__Information provided__
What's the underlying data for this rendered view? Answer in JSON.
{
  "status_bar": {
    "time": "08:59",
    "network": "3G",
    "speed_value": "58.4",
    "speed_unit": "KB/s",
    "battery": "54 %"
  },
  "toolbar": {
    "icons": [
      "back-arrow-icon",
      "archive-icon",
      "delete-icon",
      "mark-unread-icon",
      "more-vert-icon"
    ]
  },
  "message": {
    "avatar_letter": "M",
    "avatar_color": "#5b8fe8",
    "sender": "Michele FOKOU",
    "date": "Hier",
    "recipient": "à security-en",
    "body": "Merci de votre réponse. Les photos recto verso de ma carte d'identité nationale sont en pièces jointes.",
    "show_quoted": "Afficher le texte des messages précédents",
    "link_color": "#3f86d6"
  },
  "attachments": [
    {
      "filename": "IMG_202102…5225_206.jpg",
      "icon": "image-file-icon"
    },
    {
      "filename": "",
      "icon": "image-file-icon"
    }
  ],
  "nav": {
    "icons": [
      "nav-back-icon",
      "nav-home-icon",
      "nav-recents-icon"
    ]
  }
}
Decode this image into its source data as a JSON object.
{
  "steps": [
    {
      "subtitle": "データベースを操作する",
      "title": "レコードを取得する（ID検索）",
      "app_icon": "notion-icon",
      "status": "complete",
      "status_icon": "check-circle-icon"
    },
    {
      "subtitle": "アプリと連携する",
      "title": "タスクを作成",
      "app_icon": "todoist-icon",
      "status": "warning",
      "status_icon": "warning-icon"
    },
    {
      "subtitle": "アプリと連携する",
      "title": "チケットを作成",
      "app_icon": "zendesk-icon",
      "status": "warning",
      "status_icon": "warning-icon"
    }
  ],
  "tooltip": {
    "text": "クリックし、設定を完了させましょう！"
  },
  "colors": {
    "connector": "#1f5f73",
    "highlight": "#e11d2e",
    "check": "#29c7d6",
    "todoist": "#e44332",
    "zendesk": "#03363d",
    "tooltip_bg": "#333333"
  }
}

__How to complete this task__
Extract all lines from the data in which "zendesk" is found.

__Output below__
      "app_icon": "zendesk-icon",
    "zendesk": "#03363d",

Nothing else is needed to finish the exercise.